::: AVAILABLE RECORDS :::
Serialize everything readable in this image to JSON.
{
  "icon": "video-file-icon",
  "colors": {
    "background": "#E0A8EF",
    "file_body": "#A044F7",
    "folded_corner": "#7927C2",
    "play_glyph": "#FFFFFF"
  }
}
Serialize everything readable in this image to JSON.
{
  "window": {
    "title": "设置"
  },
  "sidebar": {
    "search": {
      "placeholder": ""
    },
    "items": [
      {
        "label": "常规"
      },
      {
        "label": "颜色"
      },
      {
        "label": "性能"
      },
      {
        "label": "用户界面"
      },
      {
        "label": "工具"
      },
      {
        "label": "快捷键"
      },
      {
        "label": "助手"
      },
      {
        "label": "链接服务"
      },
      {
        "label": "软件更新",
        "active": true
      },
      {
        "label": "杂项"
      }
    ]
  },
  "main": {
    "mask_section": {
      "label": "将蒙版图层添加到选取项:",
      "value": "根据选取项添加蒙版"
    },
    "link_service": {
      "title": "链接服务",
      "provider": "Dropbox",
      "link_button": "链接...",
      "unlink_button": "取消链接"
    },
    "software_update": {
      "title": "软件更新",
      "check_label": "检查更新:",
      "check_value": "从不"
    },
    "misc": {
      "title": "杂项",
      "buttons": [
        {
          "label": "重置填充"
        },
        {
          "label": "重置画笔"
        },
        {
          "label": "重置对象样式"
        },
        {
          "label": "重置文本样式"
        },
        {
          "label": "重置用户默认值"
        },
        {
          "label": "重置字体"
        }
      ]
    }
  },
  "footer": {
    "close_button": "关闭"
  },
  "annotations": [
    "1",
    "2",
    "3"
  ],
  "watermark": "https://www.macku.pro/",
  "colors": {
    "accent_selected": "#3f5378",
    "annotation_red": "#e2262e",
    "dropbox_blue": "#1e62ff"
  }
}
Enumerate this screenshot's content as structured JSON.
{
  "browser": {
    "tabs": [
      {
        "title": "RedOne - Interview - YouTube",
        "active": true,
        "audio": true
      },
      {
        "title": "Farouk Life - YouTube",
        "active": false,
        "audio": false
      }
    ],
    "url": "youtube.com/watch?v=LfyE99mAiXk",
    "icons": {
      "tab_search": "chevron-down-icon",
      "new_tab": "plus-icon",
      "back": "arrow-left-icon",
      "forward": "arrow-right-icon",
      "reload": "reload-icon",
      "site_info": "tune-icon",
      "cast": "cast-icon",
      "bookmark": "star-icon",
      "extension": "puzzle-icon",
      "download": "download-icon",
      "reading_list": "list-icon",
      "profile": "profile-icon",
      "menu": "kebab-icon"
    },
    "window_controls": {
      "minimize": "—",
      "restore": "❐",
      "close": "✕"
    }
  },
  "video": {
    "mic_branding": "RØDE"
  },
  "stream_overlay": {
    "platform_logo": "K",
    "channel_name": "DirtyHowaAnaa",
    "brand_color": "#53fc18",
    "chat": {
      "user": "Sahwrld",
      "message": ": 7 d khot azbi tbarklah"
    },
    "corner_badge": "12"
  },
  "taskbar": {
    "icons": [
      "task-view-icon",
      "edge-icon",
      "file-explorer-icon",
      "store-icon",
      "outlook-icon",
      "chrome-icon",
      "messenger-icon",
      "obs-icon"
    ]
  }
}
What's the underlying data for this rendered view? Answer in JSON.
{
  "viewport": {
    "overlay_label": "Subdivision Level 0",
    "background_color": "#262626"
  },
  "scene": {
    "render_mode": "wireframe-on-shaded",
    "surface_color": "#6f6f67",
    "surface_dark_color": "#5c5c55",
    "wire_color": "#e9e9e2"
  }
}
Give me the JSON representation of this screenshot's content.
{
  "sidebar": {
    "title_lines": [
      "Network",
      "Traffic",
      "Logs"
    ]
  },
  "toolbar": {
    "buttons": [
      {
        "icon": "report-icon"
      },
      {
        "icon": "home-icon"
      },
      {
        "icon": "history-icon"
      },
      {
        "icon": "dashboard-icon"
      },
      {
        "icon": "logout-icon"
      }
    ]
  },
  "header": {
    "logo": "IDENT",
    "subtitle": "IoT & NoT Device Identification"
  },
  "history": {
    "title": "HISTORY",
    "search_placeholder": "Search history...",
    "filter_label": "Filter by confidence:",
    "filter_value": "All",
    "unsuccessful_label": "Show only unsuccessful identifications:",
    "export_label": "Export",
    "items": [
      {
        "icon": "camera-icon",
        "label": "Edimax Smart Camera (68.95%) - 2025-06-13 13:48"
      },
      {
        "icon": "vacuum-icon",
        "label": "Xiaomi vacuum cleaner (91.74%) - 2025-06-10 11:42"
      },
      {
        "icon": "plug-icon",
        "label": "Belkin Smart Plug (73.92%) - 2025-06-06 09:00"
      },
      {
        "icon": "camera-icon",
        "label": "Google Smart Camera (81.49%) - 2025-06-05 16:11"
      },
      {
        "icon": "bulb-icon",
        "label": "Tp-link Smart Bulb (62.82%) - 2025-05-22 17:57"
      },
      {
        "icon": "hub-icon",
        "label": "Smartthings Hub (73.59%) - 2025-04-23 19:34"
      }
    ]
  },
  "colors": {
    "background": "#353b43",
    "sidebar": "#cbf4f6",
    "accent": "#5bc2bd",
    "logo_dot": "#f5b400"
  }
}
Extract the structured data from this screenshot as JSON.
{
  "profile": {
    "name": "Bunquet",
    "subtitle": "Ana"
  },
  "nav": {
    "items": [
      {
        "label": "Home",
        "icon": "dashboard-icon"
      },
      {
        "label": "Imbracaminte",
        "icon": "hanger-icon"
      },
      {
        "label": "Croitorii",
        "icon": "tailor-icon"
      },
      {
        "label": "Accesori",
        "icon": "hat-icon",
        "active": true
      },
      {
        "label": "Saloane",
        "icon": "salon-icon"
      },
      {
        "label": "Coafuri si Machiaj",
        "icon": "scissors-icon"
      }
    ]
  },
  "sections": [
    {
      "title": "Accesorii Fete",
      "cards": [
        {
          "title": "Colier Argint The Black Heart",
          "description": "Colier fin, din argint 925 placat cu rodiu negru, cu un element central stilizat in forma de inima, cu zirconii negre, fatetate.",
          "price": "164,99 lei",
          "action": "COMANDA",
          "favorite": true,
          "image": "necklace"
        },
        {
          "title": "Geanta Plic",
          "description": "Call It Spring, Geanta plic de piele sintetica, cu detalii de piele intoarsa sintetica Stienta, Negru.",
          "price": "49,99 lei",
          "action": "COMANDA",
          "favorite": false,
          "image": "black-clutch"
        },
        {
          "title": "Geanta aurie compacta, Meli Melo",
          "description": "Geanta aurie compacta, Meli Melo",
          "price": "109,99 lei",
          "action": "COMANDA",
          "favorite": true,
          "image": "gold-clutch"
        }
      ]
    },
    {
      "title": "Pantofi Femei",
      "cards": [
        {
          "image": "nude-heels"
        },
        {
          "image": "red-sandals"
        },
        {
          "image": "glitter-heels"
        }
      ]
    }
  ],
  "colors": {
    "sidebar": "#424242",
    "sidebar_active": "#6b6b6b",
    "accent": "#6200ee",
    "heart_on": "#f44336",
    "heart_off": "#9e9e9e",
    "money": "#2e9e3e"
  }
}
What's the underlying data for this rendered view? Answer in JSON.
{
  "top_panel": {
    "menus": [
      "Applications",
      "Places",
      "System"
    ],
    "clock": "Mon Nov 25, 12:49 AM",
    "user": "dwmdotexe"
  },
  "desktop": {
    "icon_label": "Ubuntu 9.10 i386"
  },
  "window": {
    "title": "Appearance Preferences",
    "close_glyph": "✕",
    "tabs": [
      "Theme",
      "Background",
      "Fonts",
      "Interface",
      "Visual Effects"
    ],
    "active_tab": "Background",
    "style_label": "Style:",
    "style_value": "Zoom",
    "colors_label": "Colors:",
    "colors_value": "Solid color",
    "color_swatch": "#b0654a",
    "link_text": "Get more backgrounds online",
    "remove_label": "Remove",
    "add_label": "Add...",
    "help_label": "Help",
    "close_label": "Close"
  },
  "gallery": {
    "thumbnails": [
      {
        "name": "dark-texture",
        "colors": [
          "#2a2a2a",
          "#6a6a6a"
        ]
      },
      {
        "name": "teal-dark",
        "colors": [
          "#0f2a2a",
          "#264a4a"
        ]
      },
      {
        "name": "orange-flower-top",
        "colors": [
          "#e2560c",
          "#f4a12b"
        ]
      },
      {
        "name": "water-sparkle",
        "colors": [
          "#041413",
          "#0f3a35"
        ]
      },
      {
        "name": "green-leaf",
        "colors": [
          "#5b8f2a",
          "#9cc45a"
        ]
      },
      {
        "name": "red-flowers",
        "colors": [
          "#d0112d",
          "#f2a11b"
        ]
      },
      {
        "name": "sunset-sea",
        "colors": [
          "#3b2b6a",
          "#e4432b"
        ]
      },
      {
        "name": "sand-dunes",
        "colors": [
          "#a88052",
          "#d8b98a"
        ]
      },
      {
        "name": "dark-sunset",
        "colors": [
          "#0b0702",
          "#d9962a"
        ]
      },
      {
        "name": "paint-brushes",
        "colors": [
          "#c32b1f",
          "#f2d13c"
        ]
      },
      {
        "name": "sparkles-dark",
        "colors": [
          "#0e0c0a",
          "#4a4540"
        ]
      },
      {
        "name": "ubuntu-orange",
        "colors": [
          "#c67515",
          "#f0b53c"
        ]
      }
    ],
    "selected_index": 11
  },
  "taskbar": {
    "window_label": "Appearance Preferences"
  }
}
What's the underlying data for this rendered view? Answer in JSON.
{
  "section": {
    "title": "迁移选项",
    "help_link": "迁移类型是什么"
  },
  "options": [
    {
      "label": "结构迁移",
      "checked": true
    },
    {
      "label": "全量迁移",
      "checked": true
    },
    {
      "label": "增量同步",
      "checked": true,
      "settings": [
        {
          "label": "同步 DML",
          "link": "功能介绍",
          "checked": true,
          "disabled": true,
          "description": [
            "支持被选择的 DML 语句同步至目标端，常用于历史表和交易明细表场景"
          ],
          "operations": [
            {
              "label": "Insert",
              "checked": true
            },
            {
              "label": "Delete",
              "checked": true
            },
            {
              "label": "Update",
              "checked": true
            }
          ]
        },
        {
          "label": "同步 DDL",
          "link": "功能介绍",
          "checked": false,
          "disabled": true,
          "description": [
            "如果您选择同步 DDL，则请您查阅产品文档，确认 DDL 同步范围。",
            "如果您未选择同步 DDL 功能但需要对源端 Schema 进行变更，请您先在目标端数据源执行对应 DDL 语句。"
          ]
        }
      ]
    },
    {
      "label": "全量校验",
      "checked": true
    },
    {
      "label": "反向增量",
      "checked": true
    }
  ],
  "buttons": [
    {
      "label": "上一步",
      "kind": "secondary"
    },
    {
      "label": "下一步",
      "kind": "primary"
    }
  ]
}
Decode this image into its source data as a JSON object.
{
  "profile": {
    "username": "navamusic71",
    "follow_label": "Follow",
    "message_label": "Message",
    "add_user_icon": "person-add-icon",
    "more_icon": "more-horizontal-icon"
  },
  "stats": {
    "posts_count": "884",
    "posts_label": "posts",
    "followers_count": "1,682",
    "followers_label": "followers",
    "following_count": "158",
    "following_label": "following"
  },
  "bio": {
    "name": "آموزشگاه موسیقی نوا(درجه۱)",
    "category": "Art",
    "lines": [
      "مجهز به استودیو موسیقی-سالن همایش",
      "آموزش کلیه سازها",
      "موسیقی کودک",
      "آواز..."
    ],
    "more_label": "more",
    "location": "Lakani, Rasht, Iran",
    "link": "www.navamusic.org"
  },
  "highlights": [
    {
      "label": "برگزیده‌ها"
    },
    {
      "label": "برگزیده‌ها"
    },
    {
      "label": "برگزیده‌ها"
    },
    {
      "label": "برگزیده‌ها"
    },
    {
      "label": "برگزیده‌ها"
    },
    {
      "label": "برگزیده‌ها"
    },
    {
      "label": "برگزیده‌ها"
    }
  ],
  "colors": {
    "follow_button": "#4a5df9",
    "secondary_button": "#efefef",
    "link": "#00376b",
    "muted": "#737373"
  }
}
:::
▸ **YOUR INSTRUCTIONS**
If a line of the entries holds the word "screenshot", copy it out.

▸ **WRITTEN SOLUTION**
Enumerate this screenshot's content as structured JSON.
Give me the JSON representation of this screenshot's content.
Extract the structured data from this screenshot as JSON.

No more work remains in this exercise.